#### [Task material]
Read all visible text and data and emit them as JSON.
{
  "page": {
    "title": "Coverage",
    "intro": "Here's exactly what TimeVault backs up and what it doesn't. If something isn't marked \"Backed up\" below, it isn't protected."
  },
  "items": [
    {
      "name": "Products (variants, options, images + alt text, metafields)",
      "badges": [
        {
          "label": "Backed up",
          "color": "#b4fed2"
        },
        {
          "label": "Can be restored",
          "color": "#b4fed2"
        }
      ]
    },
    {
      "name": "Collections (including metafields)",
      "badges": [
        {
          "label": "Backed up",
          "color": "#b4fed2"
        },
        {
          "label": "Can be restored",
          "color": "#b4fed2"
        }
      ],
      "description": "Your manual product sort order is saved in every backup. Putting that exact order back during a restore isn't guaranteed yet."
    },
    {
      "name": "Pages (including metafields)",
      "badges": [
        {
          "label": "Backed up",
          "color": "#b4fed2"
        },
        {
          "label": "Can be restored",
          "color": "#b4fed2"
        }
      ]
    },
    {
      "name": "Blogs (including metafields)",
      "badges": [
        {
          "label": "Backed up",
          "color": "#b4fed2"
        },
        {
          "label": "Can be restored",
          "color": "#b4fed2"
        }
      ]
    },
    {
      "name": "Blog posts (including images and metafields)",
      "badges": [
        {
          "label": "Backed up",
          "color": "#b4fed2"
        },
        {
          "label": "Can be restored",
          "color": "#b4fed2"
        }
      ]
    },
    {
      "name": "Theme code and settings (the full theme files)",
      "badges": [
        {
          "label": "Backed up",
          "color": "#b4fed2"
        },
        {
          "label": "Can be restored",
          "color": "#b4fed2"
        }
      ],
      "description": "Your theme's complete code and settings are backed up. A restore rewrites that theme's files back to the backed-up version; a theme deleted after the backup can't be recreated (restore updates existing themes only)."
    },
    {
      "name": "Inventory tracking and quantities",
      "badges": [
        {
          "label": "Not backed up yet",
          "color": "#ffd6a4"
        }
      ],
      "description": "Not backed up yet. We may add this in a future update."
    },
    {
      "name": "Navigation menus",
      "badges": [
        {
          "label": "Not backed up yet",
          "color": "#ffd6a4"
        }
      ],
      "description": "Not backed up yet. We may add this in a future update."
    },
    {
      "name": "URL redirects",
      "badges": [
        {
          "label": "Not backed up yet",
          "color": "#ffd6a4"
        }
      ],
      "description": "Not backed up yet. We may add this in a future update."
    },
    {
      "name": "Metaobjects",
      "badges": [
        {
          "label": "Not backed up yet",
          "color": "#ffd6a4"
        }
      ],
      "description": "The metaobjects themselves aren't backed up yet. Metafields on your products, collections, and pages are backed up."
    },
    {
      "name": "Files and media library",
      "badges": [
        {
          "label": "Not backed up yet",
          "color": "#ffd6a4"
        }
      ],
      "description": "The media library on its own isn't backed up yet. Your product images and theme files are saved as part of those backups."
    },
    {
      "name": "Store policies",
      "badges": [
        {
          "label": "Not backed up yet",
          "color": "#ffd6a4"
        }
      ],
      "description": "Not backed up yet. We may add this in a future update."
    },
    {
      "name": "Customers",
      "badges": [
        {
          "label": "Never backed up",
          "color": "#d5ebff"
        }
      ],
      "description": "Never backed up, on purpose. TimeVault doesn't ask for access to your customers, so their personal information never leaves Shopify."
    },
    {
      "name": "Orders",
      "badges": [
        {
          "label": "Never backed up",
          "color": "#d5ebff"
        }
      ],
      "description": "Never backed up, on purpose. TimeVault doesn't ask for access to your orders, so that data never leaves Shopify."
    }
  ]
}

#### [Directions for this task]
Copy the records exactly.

#### [The answer]
Read all visible text and data and emit them as JSON.
{
  "page": {
    "title": "Coverage",
    "intro": "Here's exactly what TimeVault backs up and what it doesn't. If something isn't marked \"Backed up\" below, it isn't protected."
  },
  "items": [
    {
      "name": "Products (variants, options, images + alt text, metafields)",
      "badges": [
        {
          "label": "Backed up",
          "color": "#b4fed2"
        },
        {
          "label": "Can be restored",
          "color": "#b4fed2"
        }
      ]
    },
    {
      "name": "Collections (including metafields)",
      "badges": [
        {
          "label": "Backed up",
          "color": "#b4fed2"
        },
        {
          "label": "Can be restored",
          "color": "#b4fed2"
        }
      ],
      "description": "Your manual product sort order is saved in every backup. Putting that exact order back during a restore isn't guaranteed yet."
    },
    {
      "name": "Pages (including metafields)",
      "badges": [
        {
          "label": "Backed up",
          "color": "#b4fed2"
        },
        {
          "label": "Can be restored",
          "color": "#b4fed2"
        }
      ]
    },
    {
      "name": "Blogs (including metafields)",
      "badges": [
        {
          "label": "Backed up",
          "color": "#b4fed2"
        },
        {
          "label": "Can be restored",
          "color": "#b4fed2"
        }
      ]
    },
    {
      "name": "Blog posts (including images and metafields)",
      "badges": [
        {
          "label": "Backed up",
          "color": "#b4fed2"
        },
        {
          "label": "Can be restored",
          "color": "#b4fed2"
        }
      ]
    },
    {
      "name": "Theme code and settings (the full theme files)",
      "badges": [
        {
          "label": "Backed up",
          "color": "#b4fed2"
        },
        {
          "label": "Can be restored",
          "color": "#b4fed2"
        }
      ],
      "description": "Your theme's complete code and settings are backed up. A restore rewrites that theme's files back to the backed-up version; a theme deleted after the backup can't be recreated (restore updates existing themes only)."
    },
    {
      "name": "Inventory tracking and quantities",
      "badges": [
        {
          "label": "Not backed up yet",
          "color": "#ffd6a4"
        }
      ],
      "description": "Not backed up yet. We may add this in a future update."
    },
    {
      "name": "Navigation menus",
      "badges": [
        {
          "label": "Not backed up yet",
          "color": "#ffd6a4"
        }
      ],
      "description": "Not backed up yet. We may add this in a future update."
    },
    {
      "name": "URL redirects",
      "badges": [
        {
          "label": "Not backed up yet",
          "color": "#ffd6a4"
        }
      ],
      "description": "Not backed up yet. We may add this in a future update."
    },
    {
      "name": "Metaobjects",
      "badges": [
        {
          "label": "Not backed up yet",
          "color": "#ffd6a4"
        }
      ],
      "description": "The metaobjects themselves aren't backed up yet. Metafields on your products, collections, and pages are backed up."
    },
    {
      "name": "Files and media library",
      "badges": [
        {
          "label": "Not backed up yet",
          "color": "#ffd6a4"
        }
      ],
      "description": "The media library on its own isn't backed up yet. Your product images and theme files are saved as part of those backups."
    },
    {
      "name": "Store policies",
      "badges": [
        {
          "label": "Not backed up yet",
          "color": "#ffd6a4"
        }
      ],
      "description": "Not backed up yet. We may add this in a future update."
    },
    {
      "name": "Customers",
      "badges": [
        {
          "label": "Never backed up",
          "color": "#d5ebff"
        }
      ],
      "description": "Never backed up, on purpose. TimeVault doesn't ask for access to your customers, so their personal information never leaves Shopify."
    },
    {
      "name": "Orders",
      "badges": [
        {
          "label": "Never backed up",
          "color": "#d5ebff"
        }
      ],
      "description": "Never backed up, on purpose. TimeVault doesn't ask for access to your orders, so that data never leaves Shopify."
    }
  ]
}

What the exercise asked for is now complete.